Jason’s lovely pics of an FG-1 reminded me I’ve long, long meant to post on the arcane methodology of Navy aircraft designations prior to 1962.
Very briefly, the alphanumeric system was based on the role of the aircraft and it’s manufacturer, and how many previous types that manufacturer had produced, followed by numbers for variants on a basic type, and often additional letters for minor changes or specific mission equipment.
In this case, the FG-1 (probably an FG-1D) the “F” is for Fighter. “G” is for Goodyear. The “-1” is for the first variant produced.
Smart observers recognize that the plane is a Corsair. Well, yes it is. The basic Corsair was built by Vought, and designated the F4U. “F” again for Fighter, “U” for Vought (the manufacturer’s designator letter didn’t always make a lot of sense). The “4” tells us this was the fourth fighter type for the Navy designed by Vought.
Because of the incredible increase in demand for airplanes during the war, and limited capacity of the primary builders, many types were ordered to be built by other firms, many of which hadn’t built whole airplanes before.
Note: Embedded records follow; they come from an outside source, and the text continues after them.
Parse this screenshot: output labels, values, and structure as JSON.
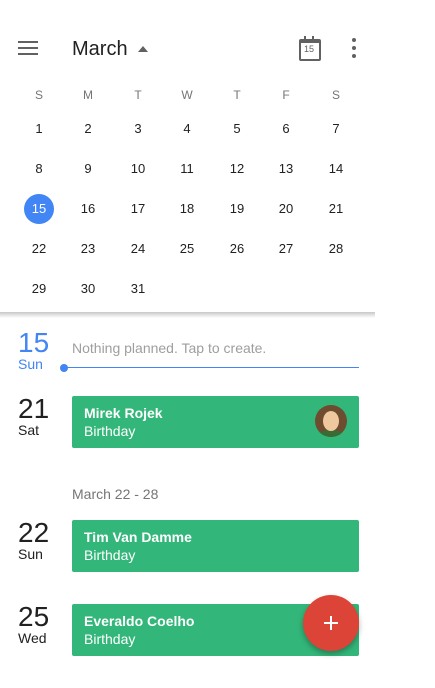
{
  "header": {
    "month": "March",
    "today_icon_day": "15"
  },
  "calendar": {
    "weekdays": [
      "S",
      "M",
      "T",
      "W",
      "T",
      "F",
      "S"
    ],
    "weeks": [
      [
        "1",
        "2",
        "3",
        "4",
        "5",
        "6",
        "7"
      ],
      [
        "8",
        "9",
        "10",
        "11",
        "12",
        "13",
        "14"
      ],
      [
        "15",
        "16",
        "17",
        "18",
        "19",
        "20",
        "21"
      ],
      [
        "22",
        "23",
        "24",
        "25",
        "26",
        "27",
        "28"
      ],
      [
        "29",
        "30",
        "31",
        "",
        "",
        "",
        ""
      ]
    ],
    "selected_day": "15"
  },
  "agenda": {
    "today": {
      "day": "15",
      "weekday": "Sun",
      "empty_text": "Nothing planned. Tap to create."
    },
    "entries": [
      {
        "day": "21",
        "weekday": "Sat",
        "title": "Mirek Rojek",
        "subtitle": "Birthday"
      },
      {
        "day": "22",
        "weekday": "Sun",
        "title": "Tim Van Damme",
        "subtitle": "Birthday"
      },
      {
        "day": "25",
        "weekday": "Wed",
        "title": "Everaldo Coelho",
        "subtitle": "Birthday"
      }
    ],
    "week_range": "March 22 - 28"
  },
  "colors": {
    "accent_blue": "#4285f4",
    "event_green": "#33b679",
    "fab_red": "#db4437"
  },
  "icons": {
    "menu": "menu-icon",
    "caret": "caret-up-icon",
    "today": "calendar-today-icon",
    "more": "more-vert-icon",
    "fab": "add-icon"
  }
}
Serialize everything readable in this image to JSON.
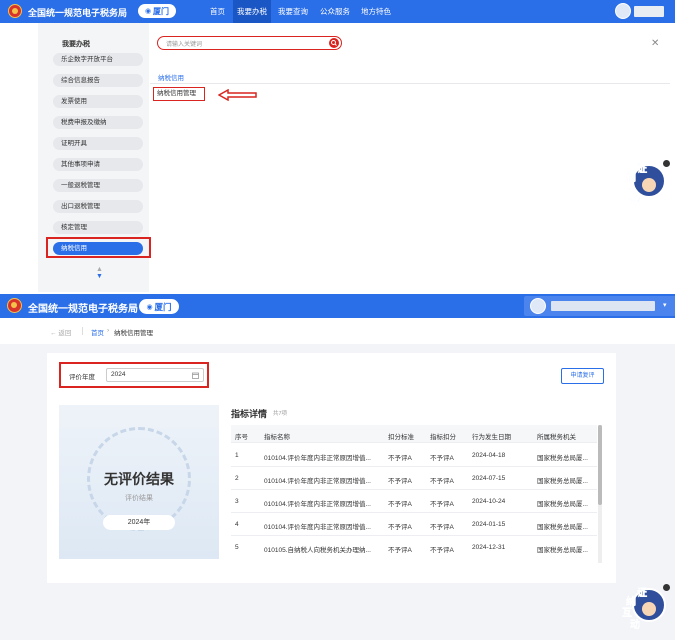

Hence, Goodyear was tapped to build Corsairs. As noted, while they were virtually indistinguishable from a Corsair off the Vought lines, they received their own designation. Brewster Aircraft also received contracts to build Corsairs (under the designation F3A), though poor quality control meant none of these actually entered combat.
One of the most famous Navy planes of World War II was the Douglas Dauntless SBD. In this case, “S” meant Scout, “B” for bomber, and “D” for Douglas. It was replaced by the SB2C Helldiver. Scout Bomber, Curtiss, second Scout Bomber built for the Navy by Curtiss (the SBC was also named Helldiver).